I am trained as a human geographer although my research bridges social anthropology, political economy and critical youth studies. Broadly, my research has grappled with the socio-spatial legacies of racial inequality in South Africa and political responses to this. I have approached this through a range of projects, including social movement responses to land reform, the marketization of education systems, and youth responses to chronic unemployment. Methodologically, I am inspired by a rich tradition of critical human geographers who have used ethnography to reveal how everyday life has been transformed by global economic change. In this vein, much of my research has examined how young South Africans have responded to the changes associated with the end of apartheid, particularly the simultaneous growth of education opportunities and unemployment. My post-doctoral project ‘New Technologies of Poverty: Debt, Financialization and Cash Transfer Programs in Southern Africa,’ analyses the influence of financial inclusion technologies and practices in the design and implementation of Southern Africa’s cash transfer programs. This project aims to provide a better understanding of emerging welfare state structures in the Global South, the economic geographies of financialization, and the mutations of neoliberal governance. My research has been published in Environment and Planning D: Society and Space, Review of African Political Economy, Social Dynamics, the Global Labour Journal and Anthropologica among others.

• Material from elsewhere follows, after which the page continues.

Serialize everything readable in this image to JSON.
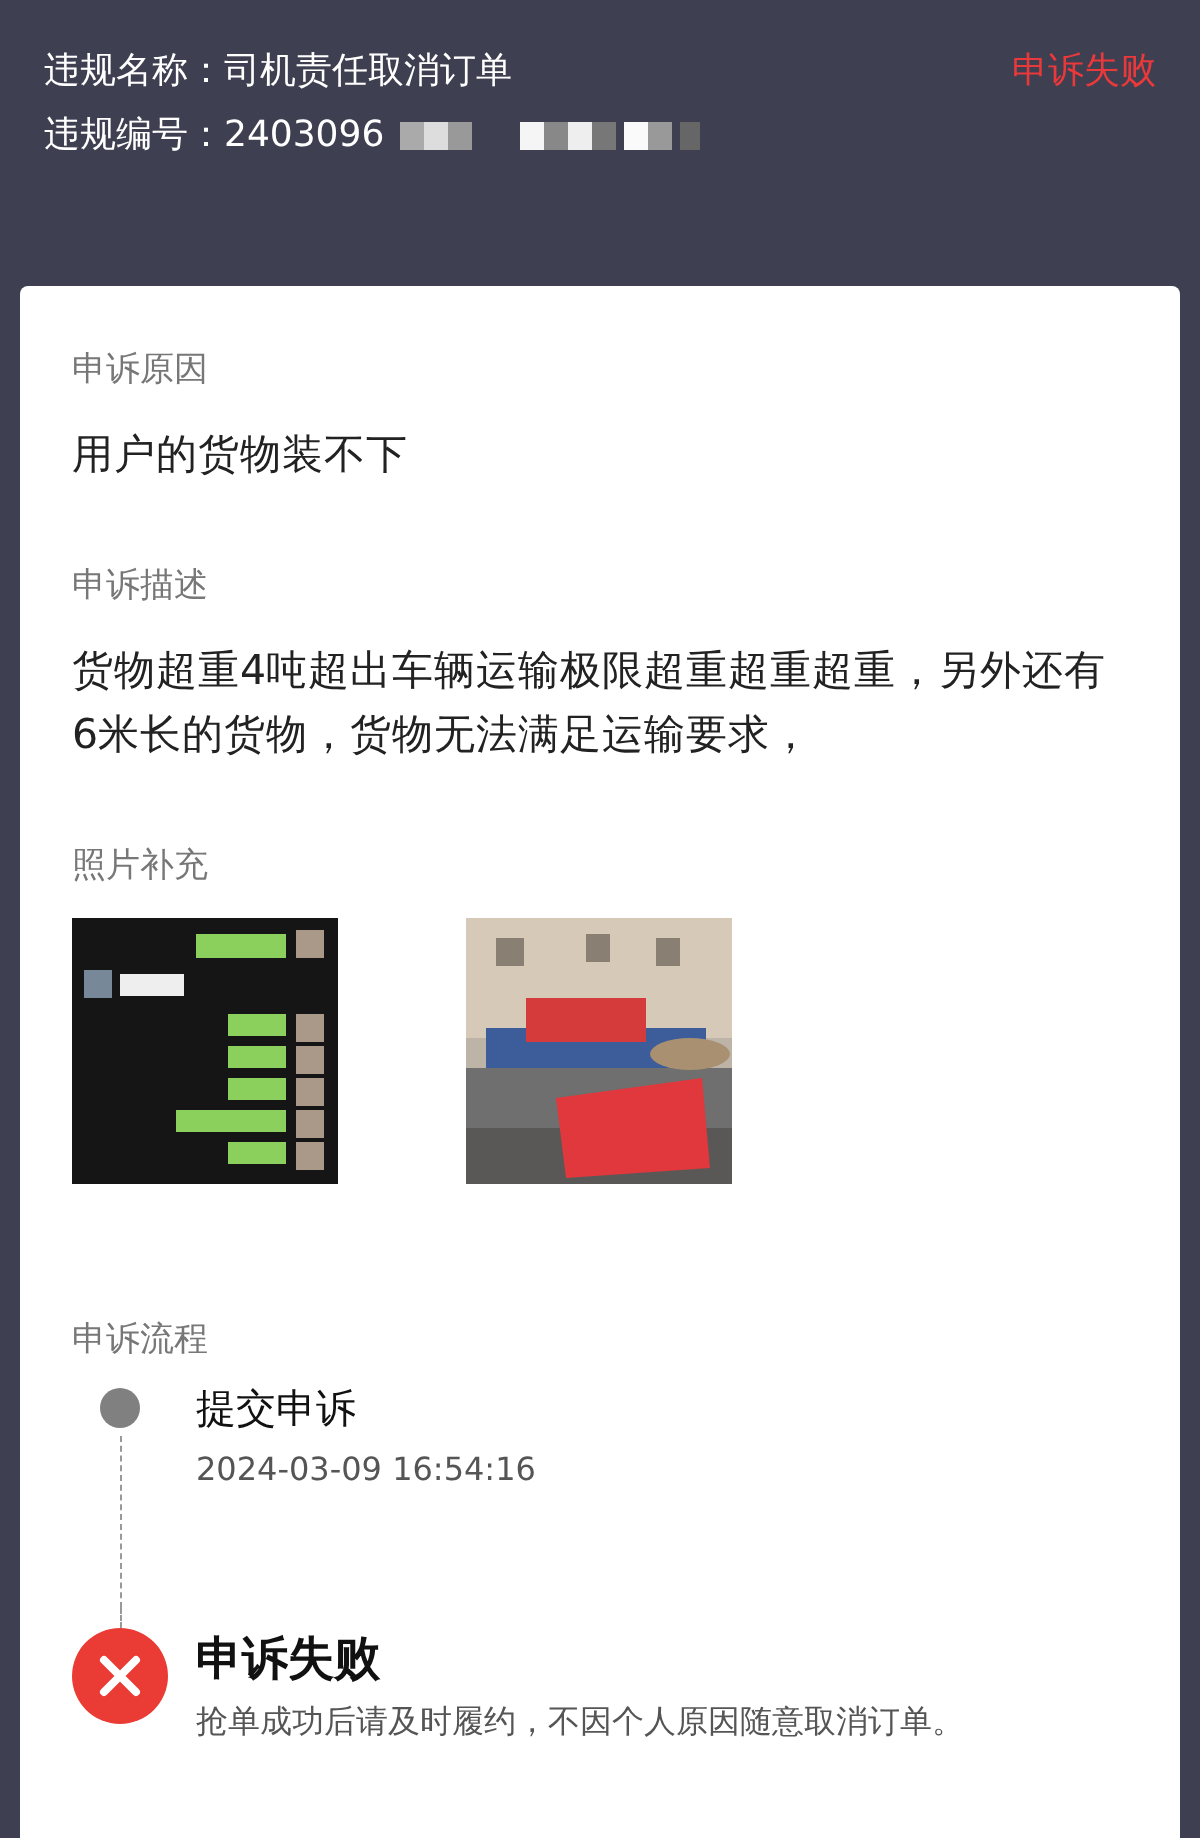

South Africa; labour and livelihoods; financial inclusion; cash transfers; economic geography; childhood and youth; urban im/mobilities; higher education in Africa; debt; land reform